Beams: Introduction 
EulerBernoulli Beam Equation 
The outofplane displacement w of a beam
is governed by the EulerBernoulli Beam
Equation,
where p is the distributed loading (force per unit length) acting in the same direction as y (and w), E is the Young's modulus of the beam, and I is the area moment of inertia of the beam's cross section. If E and I do not vary with x along the length of the beam, then the beam equation simplifies to,

Origin of the Beam Equation 
The Euler beam equation arises from a
combination of four distinct subsets of beam theory: the kinematic,
constitutive, force
resultant, and equilibrium
definition equations.
The outcome of each of these segments is summarized here: 
To relate the beam's outofplane displacement w to its pressure loading p, we combine the results of the four beam subcategories in the order shown, 
Kinematics  >  Constitutive  >  Resultants  >  Equilibrium  =  Beam Equation 
We'll demonstrate this hierarchy by working backwards.
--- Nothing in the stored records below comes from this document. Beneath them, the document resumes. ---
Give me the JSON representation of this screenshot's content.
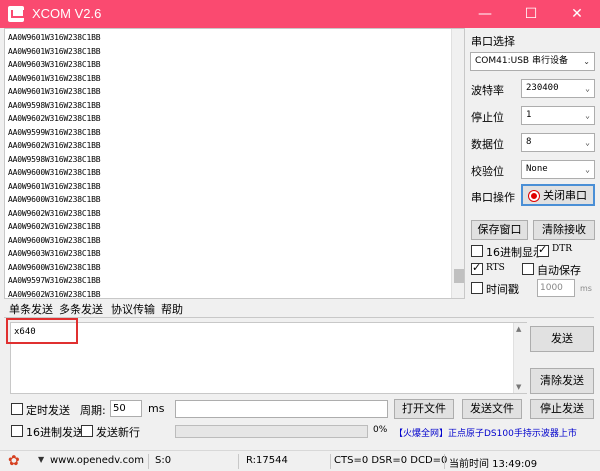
{
  "window": {
    "title": "XCOM V2.6",
    "minimize": "—",
    "maximize": "☐",
    "close": "✕"
  },
  "receive": {
    "lines": [
      "AA0W9601W316W238C1BB",
      "AA0W9601W316W238C1BB",
      "AA0W9603W316W238C1BB",
      "AA0W9601W316W238C1BB",
      "AA0W9601W316W238C1BB",
      "AA0W9598W316W238C1BB",
      "AA0W9602W316W238C1BB",
      "AA0W9599W316W238C1BB",
      "AA0W9602W316W238C1BB",
      "AA0W9598W316W238C1BB",
      "AA0W9600W316W238C1BB",
      "AA0W9601W316W238C1BB",
      "AA0W9600W316W238C1BB",
      "AA0W9602W316W238C1BB",
      "AA0W9602W316W238C1BB",
      "AA0W9600W316W238C1BB",
      "AA0W9603W316W238C1BB",
      "AA0W9600W316W238C1BB",
      "AA0W9597W316W238C1BB",
      "AA0W9602W316W238C1BB"
    ]
  },
  "serial": {
    "section_label": "串口选择",
    "port": "COM41:USB 串行设备",
    "baud_label": "波特率",
    "baud": "230400",
    "stop_label": "停止位",
    "stop": "1",
    "data_label": "数据位",
    "data": "8",
    "parity_label": "校验位",
    "parity": "None",
    "op_label": "串口操作",
    "op_button": "关闭串口",
    "save_window": "保存窗口",
    "clear_recv": "清除接收",
    "hex_display": "16进制显示",
    "dtr": "DTR",
    "rts": "RTS",
    "auto_save": "自动保存",
    "timestamp": "时间戳",
    "timestamp_ms": "1000",
    "ms": "ms"
  },
  "tabs": [
    "单条发送",
    "多条发送",
    "协议传输",
    "帮助"
  ],
  "send": {
    "text": "x640",
    "send_button": "发送",
    "clear_send": "清除发送",
    "timed_send": "定时发送",
    "period_label": "周期:",
    "period": "50",
    "period_unit": "ms",
    "open_file": "打开文件",
    "send_file": "发送文件",
    "stop_send": "停止发送",
    "hex_send": "16进制发送",
    "newline": "发送新行",
    "progress": "0%",
    "ad": "【火爆全网】正点原子DS100手持示波器上市"
  },
  "status": {
    "url": "www.openedv.com",
    "s": "S:0",
    "r": "R:17544",
    "lines": "CTS=0 DSR=0 DCD=0",
    "time": "当前时间 13:49:09"
  },
  "colors": {
    "titlebar": "#fa4a70",
    "highlight": "#e03030",
    "ad": "#0000cc",
    "op_dot": "#e00000"
  }
}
We first combine the 2 equilibrium equations to eliminate V,
Next replace the moment resultant M with its definition in terms of the direct stress s,
Use the constitutive relation to eliminate s in favor of the strain e, and then use kinematics to replace e in favor of the normal displacement w,
As a final step, recognizing that the integral over y^{2} is the definition of the beam's area moment of inertia I,
allows us to arrive at the EulerBernoulli beam equation,